The style however, has remained the same – simple, unadulterated POP. “I’m an unabashed pop junkie,” she exclaims. “In England I’m more part of the furniture there,” she begins to analyse her market. “But I shall always love the French for making me feel so beautiful. Everywhere else, I feel like an oldboot,” she scoffs. “But there’s something very levelling about that.” She stares evenly at her clasped hands then rocks back, “There are lots of closet pop junkies out there,” she asserts. She is indeed back, blonde and talking unabashedly about boobs and her Wonderbra. “Yeah, yeah, it’s really girly. It’s just like talking to men like girls,” she chuckles a little unconvincingly. “You know. Sometimes they might get crossed signals, but…” It’s the sort of behaviour that could see her bagged BIMBO.
“But now bimbo has a curious sort of chic about it,” she deflects. “It’s quite unpretentious. But of course I don’t like being called it, that’s why I write my own songs.” On the Wonderbra? She’s wearing one now. “Well boobs definitely have a time and place. I generally don’t feel very comfortable about getting them out. But it is quite nice that you can feel them there. And it is fashion now,” she states defensively.
Her relationships have been few, but lengthy. “I’ve never had a kiss that didn’t end up somewhere else,” she says somewhat ominously. “And dates have always ended up as two-year affairs.” She and her current love, a university student nine years her junior, whom she identifies only as “Rupert”, met last year at a popular European ski resort and have been together ever since. As we all trundle through the hotel foyer to go to the studio for the shoot, Moira’s pointing out a doorman and asking if he’s the “Mr Cute-As-Hell”.
“No, unfortunately,” Kim downslides glumly. “He was kind of hmmmm… It’s amazing how a really cute guy can instantly cheer you up. It really worries me how shallow I am,” she razzes herself.
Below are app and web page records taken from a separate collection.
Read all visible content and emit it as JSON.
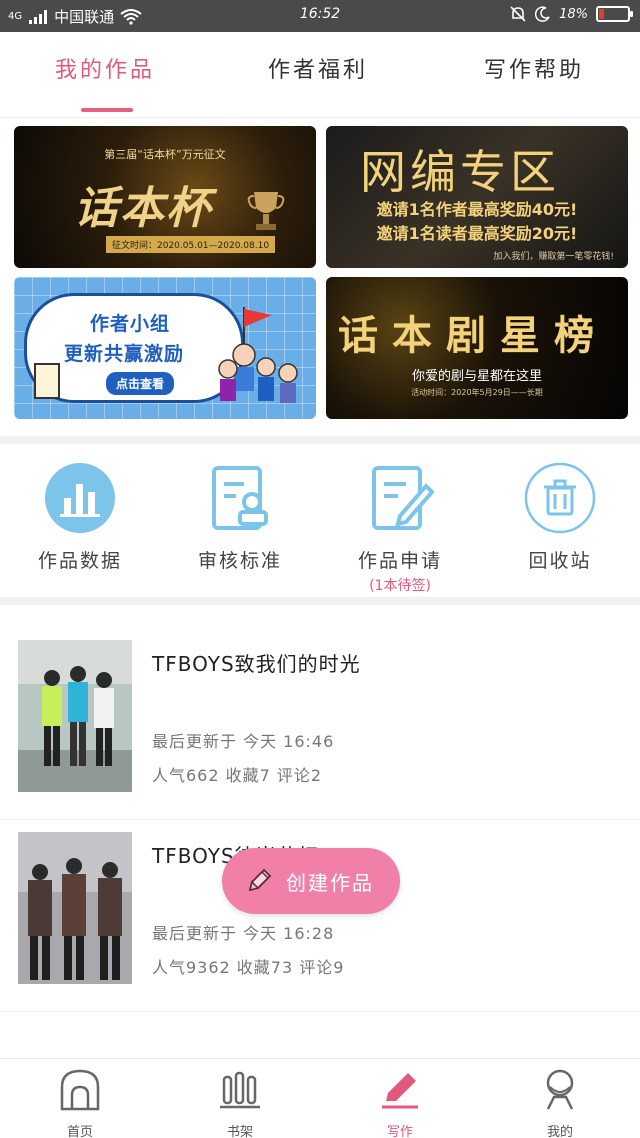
{
  "status_bar": {
    "network": "4G",
    "carrier": "中国联通",
    "time": "16:52",
    "battery": "18%",
    "battery_level": 0.18
  },
  "tabs": [
    {
      "label": "我的作品",
      "active": true
    },
    {
      "label": "作者福利",
      "active": false
    },
    {
      "label": "写作帮助",
      "active": false
    }
  ],
  "banners": {
    "b1": {
      "subtitle": "第三届“话本杯”万元征文",
      "title": "话本杯",
      "date": "征文时间：2020.05.01—2020.08.10"
    },
    "b2": {
      "title": "网编专区",
      "line1": "邀请1名作者最高奖励40元!",
      "line2": "邀请1名读者最高奖励20元!",
      "footer": "加入我们，赚取第一笔零花钱!"
    },
    "b3": {
      "line1": "作者小组",
      "line2": "更新共赢激励",
      "button": "点击查看"
    },
    "b4": {
      "title": "话本剧星榜",
      "subtitle": "你爱的剧与星都在这里",
      "footer": "活动时间：2020年5月29日——长期"
    }
  },
  "actions": [
    {
      "label": "作品数据",
      "icon": "bar-chart-icon"
    },
    {
      "label": "审核标准",
      "icon": "review-document-icon"
    },
    {
      "label": "作品申请",
      "icon": "edit-document-icon",
      "note": "(1本待签)"
    },
    {
      "label": "回收站",
      "icon": "trash-icon"
    }
  ],
  "works": [
    {
      "title": "TFBOYS致我们的时光",
      "updated": "最后更新于 今天 16:46",
      "stats": "人气662 收藏7 评论2"
    },
    {
      "title": "TFBOYS彼岸花灯",
      "updated": "最后更新于 今天 16:28",
      "stats": "人气9362 收藏73 评论9"
    }
  ],
  "fab": {
    "label": "创建作品",
    "icon": "pencil-icon"
  },
  "bottom_nav": [
    {
      "label": "首页",
      "icon": "home-icon",
      "active": false
    },
    {
      "label": "书架",
      "icon": "bookshelf-icon",
      "active": false
    },
    {
      "label": "写作",
      "icon": "pen-icon",
      "active": true
    },
    {
      "label": "我的",
      "icon": "profile-icon",
      "active": false
    }
  ],
  "colors": {
    "accent": "#e05a7c",
    "fab": "#f080a8",
    "icon_blue": "#7cc4ea",
    "statusbar": "#4a4a4a"
  }
}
When we get to the studio it’s pumping with The Young Disciples on the ghetto-blaster. Forgetting pop, Kim’s actually grooving. When a ring is handed to her for the first shot, she gasps. “Oh. It’s so lovely,” she sings rapturously as she slips it onto the wedding ring finger of her left hand. “It’s so simple. Classic. Timeless. Chunky and goooold. Actually,” she cowers coyly, “I have this old-fashioned notion about the ring I want to wear when I get married. And actually,” she gasps, “I’m kind of into this one now. What stone is it?” Zircon, not a diamond, she’s told. “Oh well,” she sighs disappointedly.
“A while ago I met this psychic woman who told me I was going to end up with some blond guy; whose ex-wife I was going to get on very well with. Can you imagine?” her eyes expand incredulously. “Frightening,” she shudders. “I wish I hadn’t gone to see her now. I’m constantly looking around for this blond divorcee.” Not a sceptic, she is genuinely saddened by this prophecy. “I wish I hadn’t gone,” she whispers again to the mirror. The blond divorcee may or may not be way off for Kim. But in the immediate future it’s off to Tokyo; then back home to shoot the next video and construct a pond in her garden. “I’ve planted an orchard and lots of wisterias and climbers that will bloom when I’m 80. I love growing things,” she beams. “I’m going to be a very happy old lady. At least I know I’ll be happy then,” she saddens again. Then she catches your eye and herself with, “I mean, I am happy now.”